# Seminar

## Rocky Mountain Algebraic Combinatorics Seminar

### On Finding Obstructions for Consecutive-Ones matrices and Interval Graphs

Ross McConnell

The intersection graph of a collection of sets has one vertex for each set in the collection, and an edge between two vertices if the sets intersect. A graph is an interval graph if it is the intersection graph of a set of intervals on a line. A characterization of interval graphs was given by Lekkerkerker and Boland in 1962, in terms of the set of minimal forbidden induced subgraphs for the class. A linear-time algorithm for recognizing whether a graph is an interval graph was given in 1976 by Booth and Lueker. We give the first efficient algorithm for finding one of Lekkerkerker and Boland's forbidden subgraphs when a graph is not an interval graph. Our algorithm runs in time linear in the size of the graph. A binary matrix has the consecutive-ones property if there exists an ordering of its columns, such that, in every row, the 1's form a consecutive block. A linear-time algorithm to determine whether a binary matrix has this property was a key step in Booth and Lueker's algorithm. The talk is based on joint work with Nathan Lindzey.

### Classifying Semifields via Semilattices

Anton Betten

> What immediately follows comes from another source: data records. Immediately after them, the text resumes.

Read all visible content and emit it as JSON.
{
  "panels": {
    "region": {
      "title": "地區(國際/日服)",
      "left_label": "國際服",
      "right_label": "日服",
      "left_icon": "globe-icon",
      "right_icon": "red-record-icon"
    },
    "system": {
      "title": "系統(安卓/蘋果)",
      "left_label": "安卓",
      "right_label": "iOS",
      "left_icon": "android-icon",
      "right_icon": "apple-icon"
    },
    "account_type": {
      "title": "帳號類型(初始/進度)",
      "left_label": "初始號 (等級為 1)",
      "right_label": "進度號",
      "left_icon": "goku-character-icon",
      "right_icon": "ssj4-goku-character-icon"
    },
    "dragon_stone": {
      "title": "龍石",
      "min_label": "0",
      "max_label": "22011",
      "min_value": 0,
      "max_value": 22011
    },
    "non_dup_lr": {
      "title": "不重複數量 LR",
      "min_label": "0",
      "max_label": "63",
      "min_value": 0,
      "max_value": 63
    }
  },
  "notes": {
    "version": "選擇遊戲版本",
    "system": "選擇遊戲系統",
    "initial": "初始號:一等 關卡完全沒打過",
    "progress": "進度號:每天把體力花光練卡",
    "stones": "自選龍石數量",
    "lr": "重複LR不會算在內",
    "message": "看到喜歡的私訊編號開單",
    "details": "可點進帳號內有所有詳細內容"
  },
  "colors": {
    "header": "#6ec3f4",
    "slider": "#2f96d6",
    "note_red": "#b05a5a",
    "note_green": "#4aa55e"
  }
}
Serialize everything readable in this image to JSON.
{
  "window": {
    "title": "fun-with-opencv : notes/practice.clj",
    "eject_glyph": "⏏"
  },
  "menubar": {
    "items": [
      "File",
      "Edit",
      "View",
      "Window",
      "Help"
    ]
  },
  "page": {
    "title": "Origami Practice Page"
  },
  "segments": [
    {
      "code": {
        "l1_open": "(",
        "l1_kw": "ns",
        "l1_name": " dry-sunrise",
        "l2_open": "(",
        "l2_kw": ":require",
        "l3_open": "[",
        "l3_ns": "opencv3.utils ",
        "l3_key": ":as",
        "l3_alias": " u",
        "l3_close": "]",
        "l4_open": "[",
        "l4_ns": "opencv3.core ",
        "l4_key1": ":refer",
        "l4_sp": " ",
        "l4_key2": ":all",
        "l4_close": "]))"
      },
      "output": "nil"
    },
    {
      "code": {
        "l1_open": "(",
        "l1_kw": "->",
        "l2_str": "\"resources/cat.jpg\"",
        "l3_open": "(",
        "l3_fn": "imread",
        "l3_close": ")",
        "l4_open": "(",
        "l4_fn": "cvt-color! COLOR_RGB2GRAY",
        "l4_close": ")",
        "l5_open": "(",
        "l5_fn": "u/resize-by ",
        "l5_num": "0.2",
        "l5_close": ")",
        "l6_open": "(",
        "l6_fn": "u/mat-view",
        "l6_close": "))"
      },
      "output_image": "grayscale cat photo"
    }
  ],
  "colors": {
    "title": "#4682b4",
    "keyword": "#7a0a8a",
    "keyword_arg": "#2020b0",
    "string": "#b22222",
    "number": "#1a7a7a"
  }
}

A semifield is almost a field, except possibly for the axiom of associativity of multiplication (thus, the multiplicative structure is what is known as a loop). The classification of finite fields has been achieved by the second half of the 19-th century, and is now part of any serious algebra course, even at the undergraduate level. On the other hand, no comparable result is known for finite semifields. In fact, the situation is much more complex, with many known constructions and even more known examples that are presently sporadic (meaning there is no general construction that would explain the presence of the example). We discuss an approach to the classification of finite semifields by computer. We look at groups acting on semilattices and reformulate the problem of classifying semifields in this setting. Of course, this talk would not be complete without mentioning the recent computational results by Rúa and his collaborators. Parallel computing on a very large scale has been used to classify semifields for orders that are small but not too small to ignore.

Weber 223
4–6 pm
Friday, February 21, 2014
(Refreshments in Weber 117, 3:30–4 pm)

This is a joint Denver U / UC Boulder / UC Denver / U of Wyoming / CSU seminar that meets biweekly. Anyone interested is welcome to join us at a local restaurant for dinner after the talks.